According to the American Academy of Sleep Medicine, one in five adults suffers from chronic sleep deprivation. Sleep deprivation is when an individual fails to meet the required number of hours of sleep per day. The number of hours (and the quality) of your sleep is essential in order to feel rested and to function efficiently during the day time. For children and teens, they need about nine hours of sleep while adults need anywhere from seven to eight hours of sleep.
What happens if you are not getting enough hours of sleep every night? The term chronic refers to the fact that lack of sleep is something that you suffer from on a nightly basis. This is something that you need to give attention to because it can have long-term effects on your health.
Causes of Chronic Sleep Deprivation
To treat chronic sleep deprivation, it is important to know the cause behind it first. Identifying the cause will enable you to address the symptoms of your condition. It can be caused by one factor or many factors at once.
Stress is one of the culprits behind an individual not getting enough sleep. Stress can be due to work, financial matters, or personal concerns. When you are stressed, you are frequently on a heightened state of alertness. You develop anxiety and your mind is constantly running. In order to sleep well, your mind must be in a state of rest so your body can relax, too. Stress can delay the onset of sleep because your mind is not well-rested.
In some cases, your working conditions can also impact your sleep pattern resulting to sleep deprivation. For example, you work during night shift. The disruption on your sleep pattern can make it difficult for you to sleep soundly when it is time to go to bed. Conditions at work such as being forced to work overtime or work stress can also be a contributing factor.
Sleep deprivation can also be a symptom of an underlying medical condition. Among the medical conditions that can potentially affect your sleep cycle are upper respiratory infection, gastrointestinal problems, sleep apnea, and chronic pain, to name a few.
A family history of insomnia can also affect your ability to sleep. This is a type of neurodegenerative disease that can lead to weight loss, dementia, panic, and paranoia. If possible, you need to see a sleep doctor so they can address the problem.
Other lifestyle factors that result to sleep deprivation include drinking too much caffeine (especially when close to bedtime), using a lot of electronic devices, or a sleeping environment that makes it difficult to feel rested.
What Are The Symptoms?
There are several symptoms exhibited by individuals who suffer from sleep deprivation chronically. Unless you recognize the symptoms, you might not even be aware that you are suffering from deprivation of sleep.

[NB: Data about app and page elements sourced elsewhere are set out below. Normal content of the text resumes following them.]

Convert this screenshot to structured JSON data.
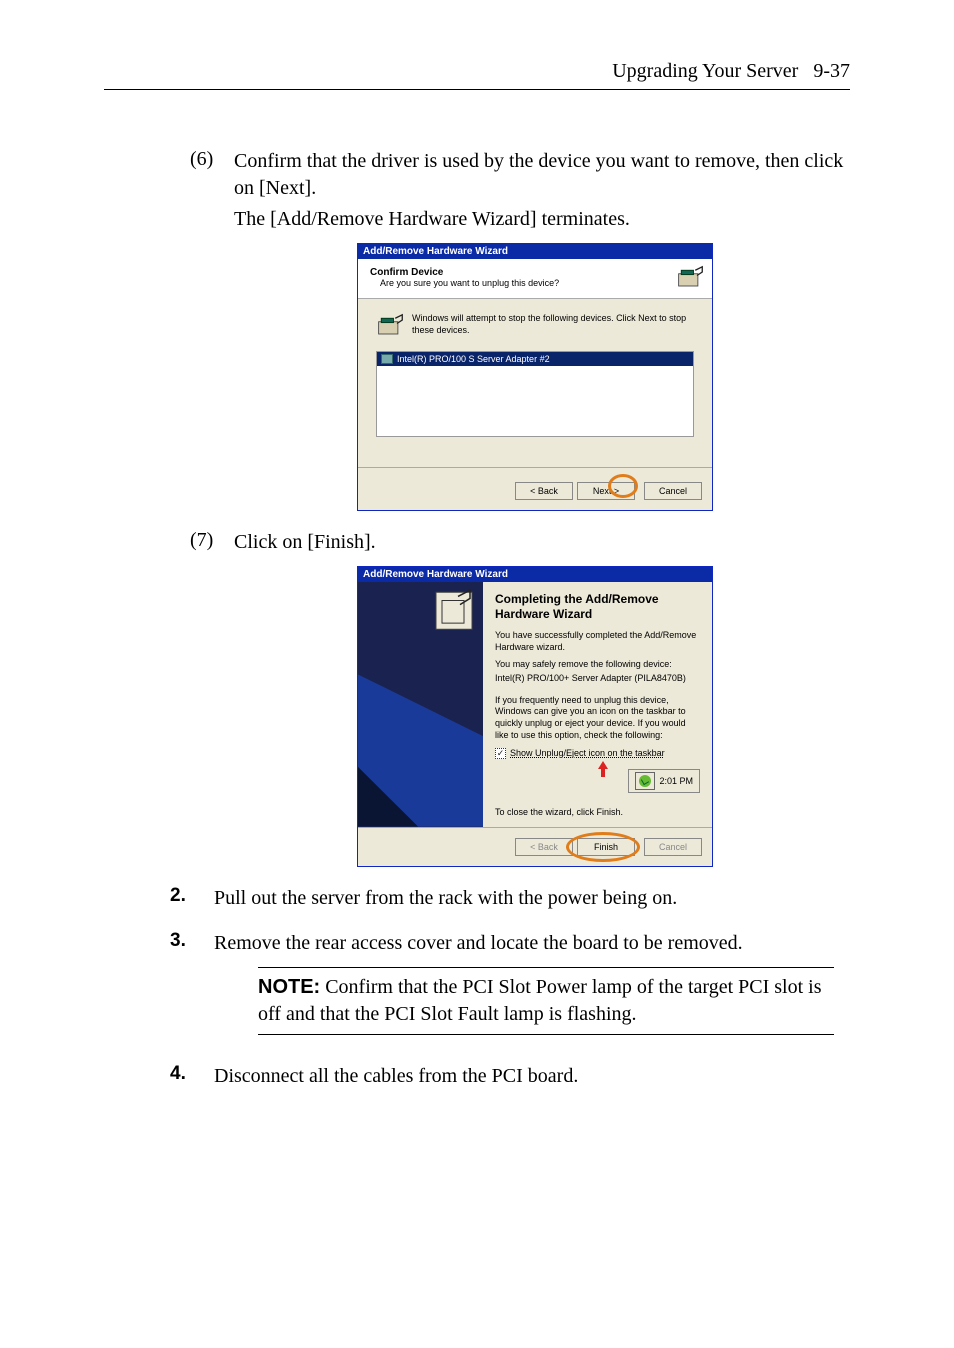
{
  "header": {
    "title": "Upgrading Your Server",
    "page": "9-37"
  },
  "steps": {
    "s6": {
      "num": "(6)",
      "text": "Confirm that the driver is used by the device you want to remove, then click on [Next].",
      "line2": "The [Add/Remove Hardware Wizard] terminates."
    },
    "s7": {
      "num": "(7)",
      "text": "Click on [Finish]."
    },
    "s2": {
      "num": "2.",
      "text": "Pull out the server from the rack with the power being on."
    },
    "s3": {
      "num": "3.",
      "text": "Remove the rear access cover and locate the board to be removed."
    },
    "s4": {
      "num": "4.",
      "text": "Disconnect all the cables from the PCI board."
    }
  },
  "note": {
    "label": "NOTE:",
    "text": " Confirm that the PCI Slot Power lamp of the target PCI slot is off and that the PCI Slot Fault lamp is flashing."
  },
  "wizard1": {
    "title": "Add/Remove Hardware Wizard",
    "heading": "Confirm Device",
    "sub": "Are you sure you want to unplug this device?",
    "midtext": "Windows will attempt to stop the following devices.  Click Next to stop these devices.",
    "device": "Intel(R) PRO/100 S Server Adapter #2",
    "back": "< Back",
    "next": "Next >",
    "cancel": "Cancel"
  },
  "wizard2": {
    "title": "Add/Remove Hardware Wizard",
    "heading": "Completing the Add/Remove Hardware Wizard",
    "l1": "You have successfully completed the Add/Remove Hardware wizard.",
    "l2a": "You may safely remove the following device:",
    "l2b": "Intel(R) PRO/100+ Server Adapter (PILA8470B)",
    "l3": "If you frequently need to unplug this device, Windows can give you an icon on the taskbar to quickly unplug or eject your device. If you would like to use this option, check the following:",
    "chk": "Show Unplug/Eject icon on the taskbar",
    "time": "2:01 PM",
    "close": "To close the wizard, click Finish.",
    "back": "< Back",
    "finish": "Finish",
    "cancel": "Cancel"
  }
}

These are the tell-tale symptoms to keep an eye for:
- Lack of energy during the day
- Mood changes
- Chronic feeling of fatigue
- Reduced sex drive

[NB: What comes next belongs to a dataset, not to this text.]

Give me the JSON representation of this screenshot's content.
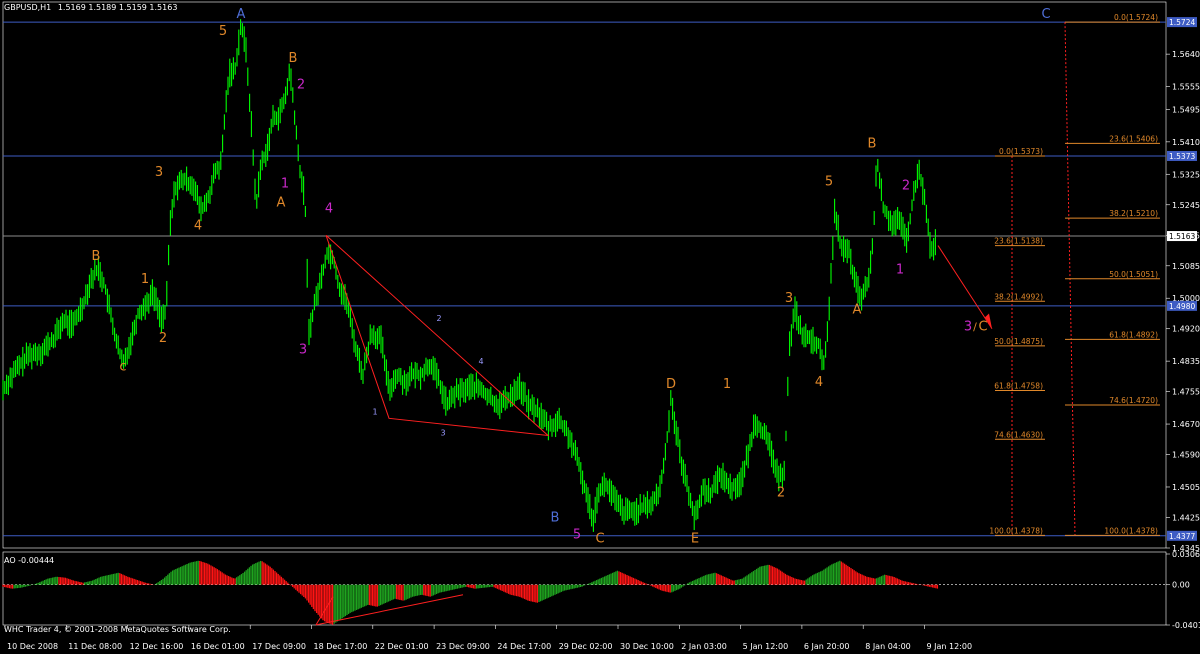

- Inability to focus
- Difficulty staying awake during the day
- Waking up feeling exhausted
- Constant yawning
- Dark under-eye circles
Treatment for Chronic Sleep Deprivation
Knowing the symptoms and causes of sleep deprivation is the first step towards getting treatment for this condition. You can visit a sleep clinic that can provide you with a diagnosis of your symptoms and for the assessment of the extent of your sleep problems. Once the underlying cause of your sleep deprivation has been identified, you can move on to the treatment stage.
Behavioral and cognitive treatments are usually the first options recommended for those suffering from chronic lack of sleep. The use of relaxation techniques such as meditation and mindfulness breathing can help you feel relax and rested. Mastering these techniques will enable you to ease tension and stress off your mind and body. You can do this whenever you feel stressed out and want to get some shuteye. There are many meditation apps and recordings that you can use for this purpose.
Cognitive behavioral therapy (CBT) is another treatment option recommended for chronic sleep sufferers. This therapy is designed to pinpoint the source of worry or anxiety that is inhibiting your ability to sleep.
Aromatherapy is another non-invasive approach that you can try; it is hinged on the principle of using essential oils to activate the chemicals in your brain that control your ability to sleep. In some cases, doctors will also prescribe medications that contain sedative to help you dose off more quickly. Make sure you take these medications only under the prescription from your doctor and using the right dosage.
There are also simple techniques you can try at home to facilitate sleep. For instance, you can set up your bedroom to be inviting for sleep. It must be cool, dark, and quiet. Also, avoid drinking coffee or any caffeinated drinks after dinner or too close to your bedtime. Establish a routine that will help your body transition to sleep seamlessly.